----- Data extracts

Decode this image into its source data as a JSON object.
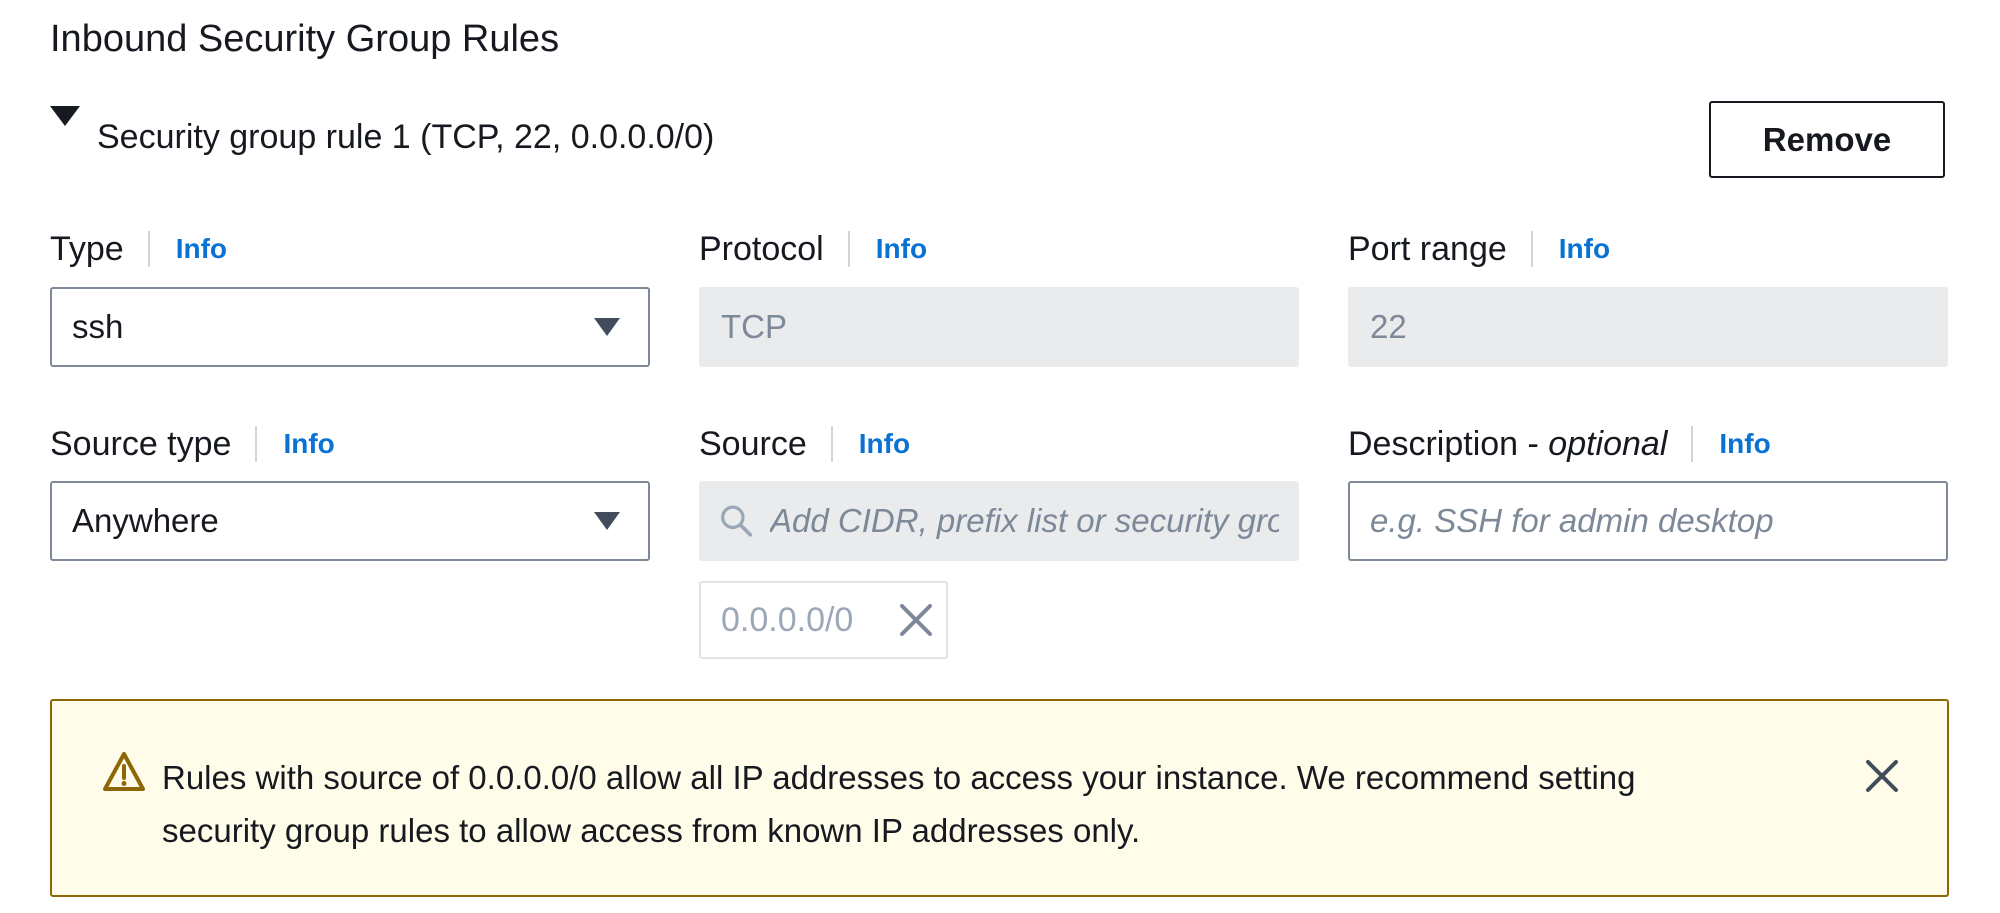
{
  "section_title": "Inbound Security Group Rules",
  "rule": {
    "title": "Security group rule 1 (TCP, 22, 0.0.0.0/0)",
    "remove_label": "Remove"
  },
  "info_label": "Info",
  "fields": {
    "type": {
      "label": "Type",
      "value": "ssh"
    },
    "protocol": {
      "label": "Protocol",
      "value": "TCP"
    },
    "port_range": {
      "label": "Port range",
      "value": "22"
    },
    "source_type": {
      "label": "Source type",
      "value": "Anywhere"
    },
    "source": {
      "label": "Source",
      "placeholder": "Add CIDR, prefix list or security group",
      "tokens": [
        "0.0.0.0/0"
      ]
    },
    "description": {
      "label": "Description - ",
      "label_optional": "optional",
      "placeholder": "e.g. SSH for admin desktop"
    }
  },
  "alert": {
    "line1": "Rules with source of 0.0.0.0/0 allow all IP addresses to access your instance. We recommend setting",
    "line2": "security group rules to allow access from known IP addresses only."
  },
  "icons": {
    "expand": "caret-down-icon",
    "select": "dropdown-triangle-icon",
    "search": "search-icon",
    "remove_token": "close-icon",
    "warning": "warning-icon",
    "dismiss": "close-icon"
  },
  "colors": {
    "link": "#0972d3",
    "warning_border": "#8d6605",
    "warning_bg": "#fffce9",
    "disabled_bg": "#e9ebed"
  }
}
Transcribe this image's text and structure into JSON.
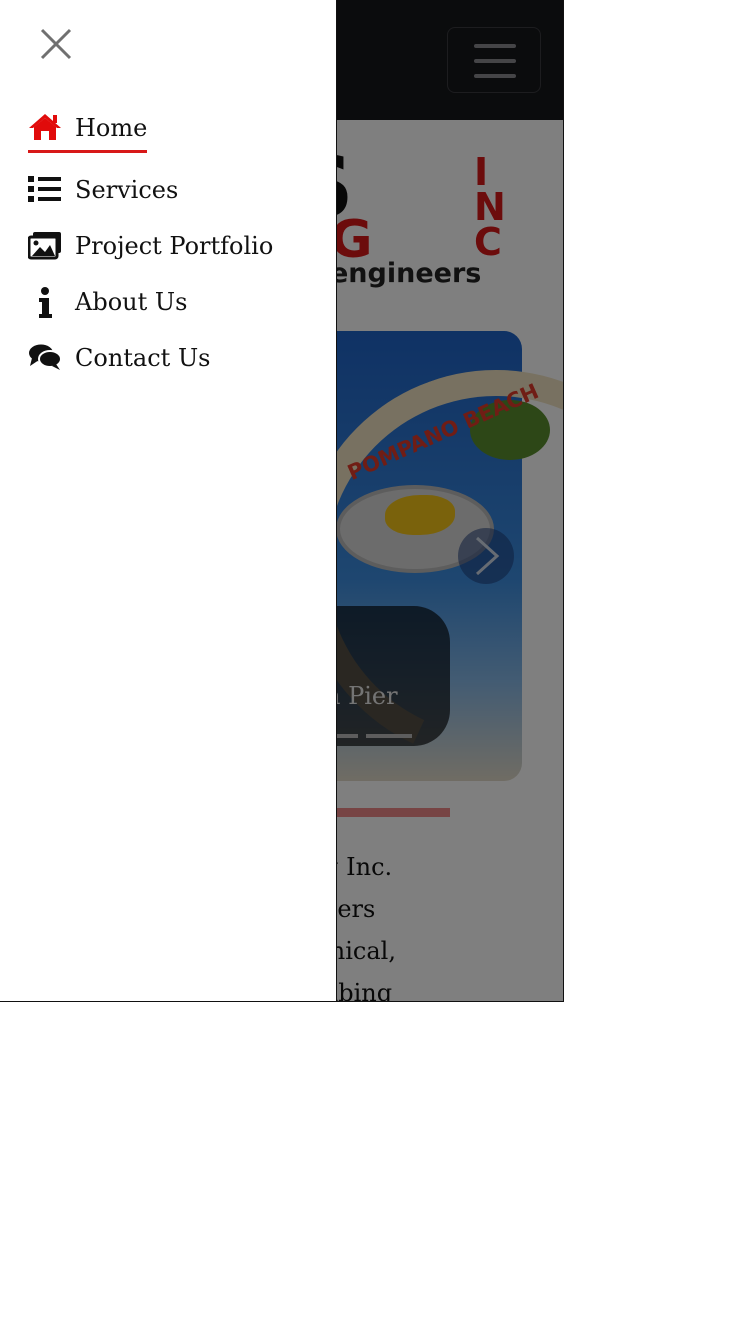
{
  "header": {
    "menu_toggle_icon": "hamburger-icon",
    "colors": {
      "bar": "#17181b"
    }
  },
  "logo": {
    "line1": "KS",
    "line2": "RING",
    "tagline": "engineers",
    "inc_letters": [
      "I",
      "N",
      "C"
    ],
    "colors": {
      "dark": "#111111",
      "accent": "#d81818"
    }
  },
  "hero": {
    "sign_text": "POMPANO BEACH",
    "caption": "n Pier",
    "next_icon": "chevron-right-icon"
  },
  "intro": {
    "lines": [
      "ing Inc.",
      "ineers",
      "hanical,",
      "umbing"
    ]
  },
  "drawer": {
    "close_icon": "close-icon",
    "items": [
      {
        "label": "Home",
        "icon": "home-icon",
        "active": true
      },
      {
        "label": "Services",
        "icon": "list-icon",
        "active": false
      },
      {
        "label": "Project Portfolio",
        "icon": "images-icon",
        "active": false
      },
      {
        "label": "About Us",
        "icon": "info-icon",
        "active": false
      },
      {
        "label": "Contact Us",
        "icon": "comments-icon",
        "active": false
      }
    ],
    "colors": {
      "active": "#e10b0b",
      "text": "#111111",
      "underline": "#d81818"
    }
  }
}
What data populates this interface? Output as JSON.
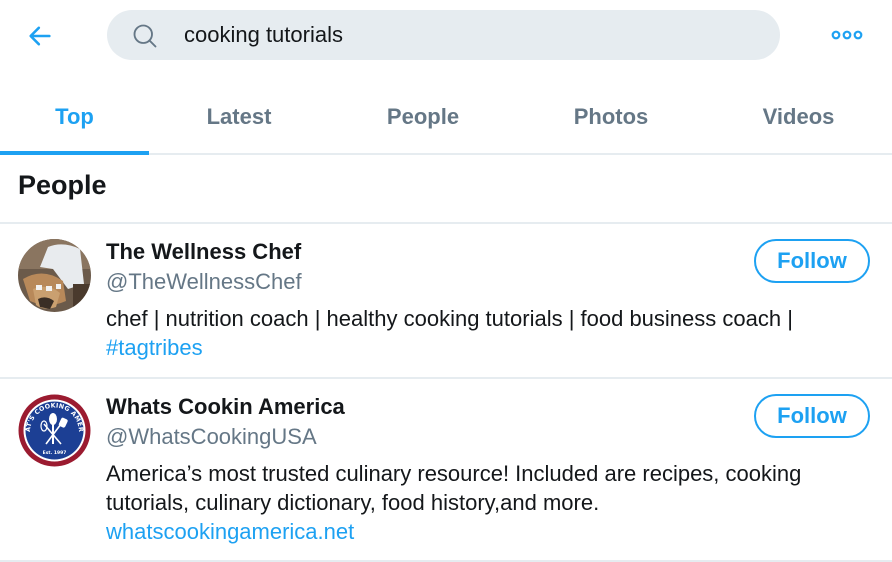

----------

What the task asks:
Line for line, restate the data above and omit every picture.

Result of the task:
Decode this image into its source data as a JSON object.
{
  "section_title": "Inbound Security Group Rules",
  "rule": {
    "title": "Security group rule 1 (TCP, 22, 0.0.0.0/0)",
    "remove_label": "Remove"
  },
  "info_label": "Info",
  "fields": {
    "type": {
      "label": "Type",
      "value": "ssh"
    },
    "protocol": {
      "label": "Protocol",
      "value": "TCP"
    },
    "port_range": {
      "label": "Port range",
      "value": "22"
    },
    "source_type": {
      "label": "Source type",
      "value": "Anywhere"
    },
    "source": {
      "label": "Source",
      "placeholder": "Add CIDR, prefix list or security group",
      "tokens": [
        "0.0.0.0/0"
      ]
    },
    "description": {
      "label": "Description - ",
      "label_optional": "optional",
      "placeholder": "e.g. SSH for admin desktop"
    }
  },
  "alert": {
    "line1": "Rules with source of 0.0.0.0/0 allow all IP addresses to access your instance. We recommend setting",
    "line2": "security group rules to allow access from known IP addresses only."
  },
  "icons": {
    "expand": "caret-down-icon",
    "select": "dropdown-triangle-icon",
    "search": "search-icon",
    "remove_token": "close-icon",
    "warning": "warning-icon",
    "dismiss": "close-icon"
  },
  "colors": {
    "link": "#0972d3",
    "warning_border": "#8d6605",
    "warning_bg": "#fffce9",
    "disabled_bg": "#e9ebed"
  }
}
Transcribe this image's text and structure into JSON.
{
  "header": {
    "menu_toggle_icon": "hamburger-icon",
    "colors": {
      "bar": "#17181b"
    }
  },
  "logo": {
    "line1": "KS",
    "line2": "RING",
    "tagline": "engineers",
    "inc_letters": [
      "I",
      "N",
      "C"
    ],
    "colors": {
      "dark": "#111111",
      "accent": "#d81818"
    }
  },
  "hero": {
    "sign_text": "POMPANO BEACH",
    "caption": "n Pier",
    "next_icon": "chevron-right-icon"
  },
  "intro": {
    "lines": [
      "ing Inc.",
      "ineers",
      "hanical,",
      "umbing"
    ]
  },
  "drawer": {
    "close_icon": "close-icon",
    "items": [
      {
        "label": "Home",
        "icon": "home-icon",
        "active": true
      },
      {
        "label": "Services",
        "icon": "list-icon",
        "active": false
      },
      {
        "label": "Project Portfolio",
        "icon": "images-icon",
        "active": false
      },
      {
        "label": "About Us",
        "icon": "info-icon",
        "active": false
      },
      {
        "label": "Contact Us",
        "icon": "comments-icon",
        "active": false
      }
    ],
    "colors": {
      "active": "#e10b0b",
      "text": "#111111",
      "underline": "#d81818"
    }
  }
}
What data populates this interface? Output as JSON.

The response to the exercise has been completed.